HOW TO COMPLETE THIS TASK: Repeat every entry below exactly.

RECORDED DATA:
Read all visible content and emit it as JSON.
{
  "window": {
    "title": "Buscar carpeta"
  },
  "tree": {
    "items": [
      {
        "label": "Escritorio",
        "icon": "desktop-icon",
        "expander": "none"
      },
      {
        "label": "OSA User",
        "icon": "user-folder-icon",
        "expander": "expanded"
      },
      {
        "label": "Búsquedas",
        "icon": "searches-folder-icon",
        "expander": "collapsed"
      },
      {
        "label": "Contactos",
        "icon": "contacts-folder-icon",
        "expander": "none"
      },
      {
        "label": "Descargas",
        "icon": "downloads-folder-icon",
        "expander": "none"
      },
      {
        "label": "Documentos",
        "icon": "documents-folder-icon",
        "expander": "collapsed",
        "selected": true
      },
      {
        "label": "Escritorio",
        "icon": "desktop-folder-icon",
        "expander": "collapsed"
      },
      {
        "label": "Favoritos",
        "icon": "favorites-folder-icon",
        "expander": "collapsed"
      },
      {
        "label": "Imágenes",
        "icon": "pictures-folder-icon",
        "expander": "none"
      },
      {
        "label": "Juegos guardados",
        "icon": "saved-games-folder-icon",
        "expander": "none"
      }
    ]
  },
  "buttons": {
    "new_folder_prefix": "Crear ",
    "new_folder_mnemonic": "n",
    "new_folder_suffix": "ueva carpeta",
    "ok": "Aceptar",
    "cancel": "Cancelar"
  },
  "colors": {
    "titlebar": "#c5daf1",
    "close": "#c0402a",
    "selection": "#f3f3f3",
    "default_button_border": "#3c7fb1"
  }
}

EXERCISE OUTPUT:
Read all visible content and emit it as JSON.
{
  "window": {
    "title": "Buscar carpeta"
  },
  "tree": {
    "items": [
      {
        "label": "Escritorio",
        "icon": "desktop-icon",
        "expander": "none"
      },
      {
        "label": "OSA User",
        "icon": "user-folder-icon",
        "expander": "expanded"
      },
      {
        "label": "Búsquedas",
        "icon": "searches-folder-icon",
        "expander": "collapsed"
      },
      {
        "label": "Contactos",
        "icon": "contacts-folder-icon",
        "expander": "none"
      },
      {
        "label": "Descargas",
        "icon": "downloads-folder-icon",
        "expander": "none"
      },
      {
        "label": "Documentos",
        "icon": "documents-folder-icon",
        "expander": "collapsed",
        "selected": true
      },
      {
        "label": "Escritorio",
        "icon": "desktop-folder-icon",
        "expander": "collapsed"
      },
      {
        "label": "Favoritos",
        "icon": "favorites-folder-icon",
        "expander": "collapsed"
      },
      {
        "label": "Imágenes",
        "icon": "pictures-folder-icon",
        "expander": "none"
      },
      {
        "label": "Juegos guardados",
        "icon": "saved-games-folder-icon",
        "expander": "none"
      }
    ]
  },
  "buttons": {
    "new_folder_prefix": "Crear ",
    "new_folder_mnemonic": "n",
    "new_folder_suffix": "ueva carpeta",
    "ok": "Aceptar",
    "cancel": "Cancelar"
  },
  "colors": {
    "titlebar": "#c5daf1",
    "close": "#c0402a",
    "selection": "#f3f3f3",
    "default_button_border": "#3c7fb1"
  }
}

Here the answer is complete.